Group to buy aircraft maker
Local entrepreneur Mason Holland Jr. is looking to turn a stinging loss on an aircraft deal into a high-flying gain.
Holland, chairman and co-founder of Daniel Island-based software firm Benefitfocus, is leading a group that is bidding $40 million to buy a bankrupt company that made a lightweight jet called the Eclipse 500.
Eclipse Aerospace Inc. hopes to finalize its acquisition of failed Eclipse Aviation Corp. of Albuquerque, N.M., by Aug. 31, he said Monday. The offer includes $20 million in cash. A hearing on the sale is set for Thursday in Wilmington, Del.
Holland said his group's bid faces some objections, but none is expected to derail the deal.
"We're going to stand the company back up and continue to service the existing fleet and reintroduce the production of the aircraft ... as the market allows," he said.
Holland, who has been flying planes for about 10 years, said his involvement in Eclipse goes back to a soured business transaction: He lost his deposit on an Eclipse 500 after the maker of so-called very light jets sought bankruptcy protection in late 2008. The company decided earlier this year to liquidate its assets.

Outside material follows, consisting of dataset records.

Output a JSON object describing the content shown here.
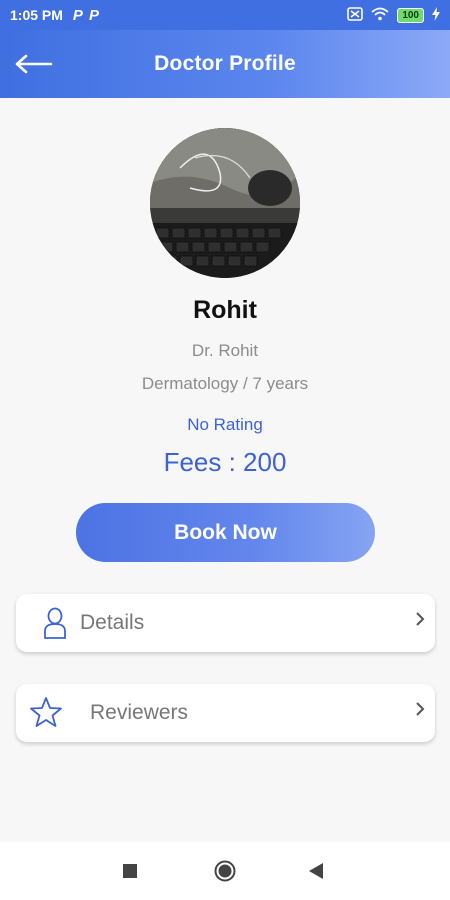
{
  "status_bar": {
    "time": "1:05 PM",
    "app_icons": [
      "P",
      "P"
    ],
    "battery": "100"
  },
  "header": {
    "title": "Doctor Profile"
  },
  "profile": {
    "name": "Rohit",
    "display_name": "Dr. Rohit",
    "specialty_experience": "Dermatology / 7 years",
    "rating": "No Rating",
    "fees": "Fees : 200"
  },
  "actions": {
    "book_label": "Book Now"
  },
  "menu": [
    {
      "label": "Details",
      "icon": "person-icon"
    },
    {
      "label": "Reviewers",
      "icon": "star-icon"
    }
  ],
  "colors": {
    "accent": "#3f6fe0",
    "text_blue": "#3b63d6",
    "muted": "#8c8c8c"
  }
}
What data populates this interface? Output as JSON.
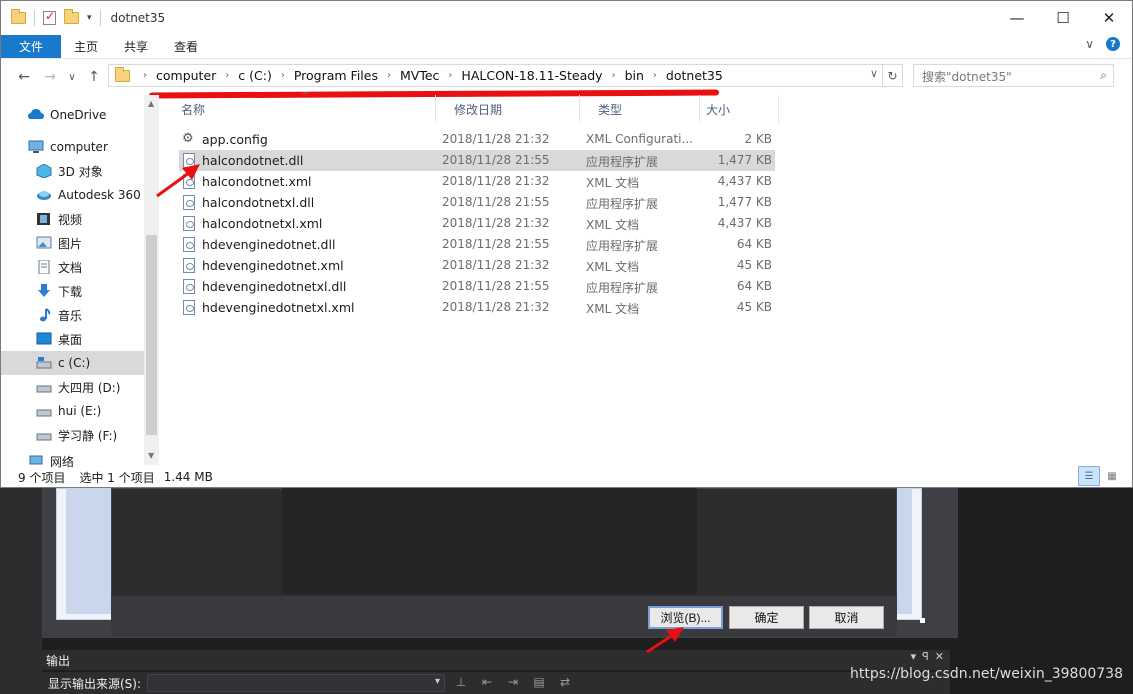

While contemplating a lawsuit against Eclipse to recover his money, Holland said he became enamored with the business. He then assembled an investment group with friend and St. Louis aviation executive Mike Press, who owns an Eclipse 500.
Holland said one of the key attractions of the tiny twin-engine jet is its relatively low price of about $2 million.
Also, he said, the six-seat planes are quiet, fuel efficient and fairly easy on the environment. Emissions are low enough that the Eclipse 500 isn't taxed in Europe for carbon dioxide pollution.
"It's really a green jet, if there is such a thing," Holland said.
The company's manufacturing plant will remain in Albuquerque, but the assembly line won't be restarted immediately, given the slow market for private jets.
"It'll be a year before we produce a plane," Holland said.
When demand does turn up again, he expects Eclipse to be among the first companies to benefit.
"There's no price point lower than this jet," he said.
Eclipse Aviation ran into financial headwinds because its previous management paid too much attention to "grandiose" growth plans and not enough on making money, Holland said.
"We're going to turn that equation around," he said. "We're going to be focused on profitability first and growth second. You don't go broke when you're focused on that."
Eclipse Aerospace's plans include the purchase of an aircraft business in Chicago that will handle parts and servicing for the estimated 260 Eclipse 500 jets that already are certified to fly. It also will offer training to pilots and mechanics.
Holland will be chairman of Eclipse Aerospace and remain in that role at Benefitfocus.
"We'll run a little bit of the corporate operations out of Charleston because I'm here," he said.